- We are neutral on the euro zone. The region still displays a robust economic expansion but uncertainties have risen recently (new Italian government, potential trade conflict with the US, weaker activity indicators). By ending its QE at the end of the year, the ECB remains accommodative and is in no hurry to hike rates. We prefer small and mid-caps to large ones.
- We are underweight Europe ex-EMU equities. The region has a lower expected earnings growth and thus lower expected returns than the continent, justifying our negative stance. “Brexit” negotiations remain a risk, while negotiations on new trade relations are stalling.
- We are underweight Japanese equities. Japanese stocks show a weakening earnings momentum as corporates can no longer rely on the JPY weakness. In addition, the leadership vote of the LDP party by September represents a risk for PM Abe. On the positives, the accommodative policy mix remains good news for Japan.
- We are overweight emerging market equities.

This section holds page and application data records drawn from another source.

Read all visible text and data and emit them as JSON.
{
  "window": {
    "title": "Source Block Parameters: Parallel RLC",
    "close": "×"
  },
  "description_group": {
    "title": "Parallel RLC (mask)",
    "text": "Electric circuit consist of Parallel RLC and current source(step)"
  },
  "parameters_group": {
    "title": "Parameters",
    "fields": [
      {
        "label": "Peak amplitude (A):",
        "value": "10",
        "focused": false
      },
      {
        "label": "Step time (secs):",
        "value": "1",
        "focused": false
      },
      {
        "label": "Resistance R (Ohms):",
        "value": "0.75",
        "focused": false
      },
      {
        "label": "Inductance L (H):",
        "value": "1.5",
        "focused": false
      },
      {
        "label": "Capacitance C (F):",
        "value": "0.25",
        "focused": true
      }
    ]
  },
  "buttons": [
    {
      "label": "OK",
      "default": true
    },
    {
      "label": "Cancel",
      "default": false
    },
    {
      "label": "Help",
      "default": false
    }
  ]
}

Emerging equities benefit from strong global growth and attractive relative valuation. Our preference goes to EM Asia, the cornerstone of the high weighting of the tech sector (28%). We do not foresee a global trade conflict.
- We are underweight bonds and keep a short duration
- We expect a gradual rise in inflation, but no inflation fear.
- Global monetary tightening is progressive. Outside of the US, other developed market central banks are in no hurry to tighten.
- With a tightening Fed and expected upcoming inflation pressures, we expect rates and bond yields to resume their uptrend. In addition to rising producer prices, rising wages, fiscal stimulus and trade tariffs could push inflation higher.
- The overall improvement in the European economy could also lead EMU yields higher over the medium term. The ECB remains dovish in its QE plans and is opposed to a strong euro. Political uncertainties in Italy could delay the ECB tightening, but not derail the end of QE.
- We have a neutral view on credit overall but prefer EU to US in both Investment Grade and High Yield. Spreads have already tightened significantly and a potential increase in bond yields could hurt performance.
- The emerging market debt faces headwinds with a strengthening USD and rising Treasury yields but we believe spreads can tighten from current levels. The carry is among the highest in the fixed income universe. It is an attractive diversification vs other asset classes.